Recorded data:
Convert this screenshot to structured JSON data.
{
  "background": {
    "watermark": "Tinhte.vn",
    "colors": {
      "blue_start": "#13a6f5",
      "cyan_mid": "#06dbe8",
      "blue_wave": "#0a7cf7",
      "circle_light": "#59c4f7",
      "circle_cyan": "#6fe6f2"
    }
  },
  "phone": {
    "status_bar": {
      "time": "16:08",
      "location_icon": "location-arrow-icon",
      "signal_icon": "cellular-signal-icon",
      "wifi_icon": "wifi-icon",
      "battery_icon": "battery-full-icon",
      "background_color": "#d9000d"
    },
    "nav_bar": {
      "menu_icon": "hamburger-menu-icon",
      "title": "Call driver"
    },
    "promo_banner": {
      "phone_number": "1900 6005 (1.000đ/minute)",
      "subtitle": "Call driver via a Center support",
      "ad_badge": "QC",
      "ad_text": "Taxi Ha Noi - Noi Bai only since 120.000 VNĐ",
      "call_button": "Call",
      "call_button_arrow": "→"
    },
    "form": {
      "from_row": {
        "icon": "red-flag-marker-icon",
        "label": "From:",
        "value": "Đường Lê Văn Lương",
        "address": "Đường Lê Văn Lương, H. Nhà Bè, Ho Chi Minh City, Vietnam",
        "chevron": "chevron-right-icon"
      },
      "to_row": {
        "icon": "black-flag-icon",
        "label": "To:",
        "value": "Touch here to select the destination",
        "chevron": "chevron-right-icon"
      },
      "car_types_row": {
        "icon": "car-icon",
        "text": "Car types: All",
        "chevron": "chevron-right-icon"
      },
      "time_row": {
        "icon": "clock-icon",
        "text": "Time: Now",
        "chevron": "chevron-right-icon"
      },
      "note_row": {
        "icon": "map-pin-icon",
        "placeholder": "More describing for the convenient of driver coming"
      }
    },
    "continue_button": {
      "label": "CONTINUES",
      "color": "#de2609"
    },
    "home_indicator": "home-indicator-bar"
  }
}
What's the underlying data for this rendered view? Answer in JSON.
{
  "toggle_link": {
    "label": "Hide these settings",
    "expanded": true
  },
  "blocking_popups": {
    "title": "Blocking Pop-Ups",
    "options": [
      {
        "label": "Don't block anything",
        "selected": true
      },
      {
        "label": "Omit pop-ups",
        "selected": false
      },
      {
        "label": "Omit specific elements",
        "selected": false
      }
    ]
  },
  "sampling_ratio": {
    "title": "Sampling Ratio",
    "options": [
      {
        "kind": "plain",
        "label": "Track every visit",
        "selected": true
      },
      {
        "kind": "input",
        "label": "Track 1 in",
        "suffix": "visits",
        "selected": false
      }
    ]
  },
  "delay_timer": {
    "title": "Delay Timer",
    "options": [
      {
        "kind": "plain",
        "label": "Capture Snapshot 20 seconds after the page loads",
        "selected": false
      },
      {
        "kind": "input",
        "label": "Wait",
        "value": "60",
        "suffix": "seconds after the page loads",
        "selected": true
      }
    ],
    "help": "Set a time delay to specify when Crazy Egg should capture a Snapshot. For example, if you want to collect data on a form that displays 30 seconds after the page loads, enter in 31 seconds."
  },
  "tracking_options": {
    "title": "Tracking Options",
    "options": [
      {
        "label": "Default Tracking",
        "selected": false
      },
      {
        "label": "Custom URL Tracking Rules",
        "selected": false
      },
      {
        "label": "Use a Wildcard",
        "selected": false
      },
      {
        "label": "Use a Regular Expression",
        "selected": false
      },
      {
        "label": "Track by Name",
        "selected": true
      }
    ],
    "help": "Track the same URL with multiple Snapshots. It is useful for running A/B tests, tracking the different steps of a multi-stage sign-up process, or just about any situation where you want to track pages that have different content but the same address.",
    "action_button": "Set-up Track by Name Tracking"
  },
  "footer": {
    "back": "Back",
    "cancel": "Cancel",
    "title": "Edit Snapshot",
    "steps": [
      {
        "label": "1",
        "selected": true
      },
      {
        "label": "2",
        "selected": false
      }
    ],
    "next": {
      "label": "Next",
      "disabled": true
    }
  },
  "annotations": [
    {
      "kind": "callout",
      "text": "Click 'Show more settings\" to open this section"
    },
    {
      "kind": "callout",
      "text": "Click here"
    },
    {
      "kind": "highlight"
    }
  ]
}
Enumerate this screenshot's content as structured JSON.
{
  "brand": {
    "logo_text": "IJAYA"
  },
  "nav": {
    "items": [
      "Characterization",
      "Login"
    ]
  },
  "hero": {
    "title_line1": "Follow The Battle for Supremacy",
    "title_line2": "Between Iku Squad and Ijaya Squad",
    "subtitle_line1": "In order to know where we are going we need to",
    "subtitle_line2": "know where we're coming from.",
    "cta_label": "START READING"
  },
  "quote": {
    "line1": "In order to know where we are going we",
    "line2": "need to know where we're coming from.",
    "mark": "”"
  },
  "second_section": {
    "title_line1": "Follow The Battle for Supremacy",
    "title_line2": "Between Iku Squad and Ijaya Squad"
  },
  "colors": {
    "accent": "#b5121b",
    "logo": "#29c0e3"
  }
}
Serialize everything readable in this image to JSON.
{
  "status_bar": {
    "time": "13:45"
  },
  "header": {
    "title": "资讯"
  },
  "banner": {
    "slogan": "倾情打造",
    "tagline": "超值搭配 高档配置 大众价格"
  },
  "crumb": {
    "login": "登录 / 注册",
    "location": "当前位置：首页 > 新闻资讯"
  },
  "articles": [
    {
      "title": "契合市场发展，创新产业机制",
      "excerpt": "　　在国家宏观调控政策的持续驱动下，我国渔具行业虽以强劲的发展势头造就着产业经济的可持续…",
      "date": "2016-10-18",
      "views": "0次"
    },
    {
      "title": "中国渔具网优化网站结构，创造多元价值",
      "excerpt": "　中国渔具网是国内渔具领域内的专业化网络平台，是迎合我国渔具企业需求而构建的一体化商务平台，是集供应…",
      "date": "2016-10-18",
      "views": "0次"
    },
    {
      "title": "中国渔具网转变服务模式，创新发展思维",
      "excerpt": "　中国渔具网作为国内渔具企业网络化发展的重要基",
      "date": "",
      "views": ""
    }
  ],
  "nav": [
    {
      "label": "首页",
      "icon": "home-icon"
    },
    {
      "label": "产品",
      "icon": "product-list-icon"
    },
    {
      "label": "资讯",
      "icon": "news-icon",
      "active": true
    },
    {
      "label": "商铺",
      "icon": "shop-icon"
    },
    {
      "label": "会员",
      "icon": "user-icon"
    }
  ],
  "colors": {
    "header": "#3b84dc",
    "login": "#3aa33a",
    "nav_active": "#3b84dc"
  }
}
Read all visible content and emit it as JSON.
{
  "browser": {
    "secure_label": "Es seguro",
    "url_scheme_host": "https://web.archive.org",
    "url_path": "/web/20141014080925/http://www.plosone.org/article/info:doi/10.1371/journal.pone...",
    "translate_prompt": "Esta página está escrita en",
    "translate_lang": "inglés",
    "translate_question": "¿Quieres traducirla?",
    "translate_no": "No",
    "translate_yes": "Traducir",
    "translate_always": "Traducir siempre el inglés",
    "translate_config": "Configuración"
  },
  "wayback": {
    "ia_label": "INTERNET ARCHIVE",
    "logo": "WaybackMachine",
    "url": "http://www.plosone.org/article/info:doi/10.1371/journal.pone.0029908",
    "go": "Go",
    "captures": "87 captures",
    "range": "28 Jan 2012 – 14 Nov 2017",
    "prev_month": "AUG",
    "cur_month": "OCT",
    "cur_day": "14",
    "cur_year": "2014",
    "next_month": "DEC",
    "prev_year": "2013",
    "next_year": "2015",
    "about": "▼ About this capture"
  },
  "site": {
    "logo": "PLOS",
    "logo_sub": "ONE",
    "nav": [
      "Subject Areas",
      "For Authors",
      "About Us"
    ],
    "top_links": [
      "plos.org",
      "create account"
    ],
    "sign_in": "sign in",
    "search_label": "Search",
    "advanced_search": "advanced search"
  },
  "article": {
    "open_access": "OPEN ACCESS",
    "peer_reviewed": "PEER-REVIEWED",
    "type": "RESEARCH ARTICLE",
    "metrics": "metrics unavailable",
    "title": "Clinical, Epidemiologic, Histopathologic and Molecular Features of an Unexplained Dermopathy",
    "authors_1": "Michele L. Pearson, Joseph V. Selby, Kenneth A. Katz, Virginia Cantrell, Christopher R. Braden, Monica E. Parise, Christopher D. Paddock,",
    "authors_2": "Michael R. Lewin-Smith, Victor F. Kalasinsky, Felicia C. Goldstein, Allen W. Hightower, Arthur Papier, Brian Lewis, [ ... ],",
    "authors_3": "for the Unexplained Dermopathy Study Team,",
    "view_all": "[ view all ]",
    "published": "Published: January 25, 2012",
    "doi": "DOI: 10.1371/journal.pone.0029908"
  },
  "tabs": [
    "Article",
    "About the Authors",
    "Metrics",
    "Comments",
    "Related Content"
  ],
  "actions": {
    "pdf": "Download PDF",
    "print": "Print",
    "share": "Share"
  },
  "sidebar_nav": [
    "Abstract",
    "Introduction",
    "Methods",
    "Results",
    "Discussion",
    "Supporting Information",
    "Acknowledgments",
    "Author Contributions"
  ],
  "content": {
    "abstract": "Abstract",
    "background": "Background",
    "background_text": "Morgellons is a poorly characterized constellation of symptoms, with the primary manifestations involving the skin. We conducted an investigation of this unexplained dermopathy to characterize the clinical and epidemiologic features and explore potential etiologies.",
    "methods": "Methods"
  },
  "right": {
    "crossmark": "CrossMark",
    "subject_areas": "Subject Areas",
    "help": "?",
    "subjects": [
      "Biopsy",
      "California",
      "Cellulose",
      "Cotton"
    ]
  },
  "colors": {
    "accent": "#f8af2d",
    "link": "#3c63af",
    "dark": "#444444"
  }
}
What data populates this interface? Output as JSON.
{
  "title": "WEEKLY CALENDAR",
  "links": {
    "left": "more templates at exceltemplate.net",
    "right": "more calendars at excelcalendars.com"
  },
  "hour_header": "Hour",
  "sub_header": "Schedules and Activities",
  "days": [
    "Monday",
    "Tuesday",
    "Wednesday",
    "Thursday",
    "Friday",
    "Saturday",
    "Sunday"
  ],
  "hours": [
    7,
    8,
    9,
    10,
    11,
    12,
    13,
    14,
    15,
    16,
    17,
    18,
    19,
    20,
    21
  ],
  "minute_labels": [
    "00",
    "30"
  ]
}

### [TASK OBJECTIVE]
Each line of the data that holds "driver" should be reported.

### [SOLVED PROBLEM]
      "title": "Call driver"
      "subtitle": "Call driver via a Center support",
        "placeholder": "More describing for the convenient of driver coming"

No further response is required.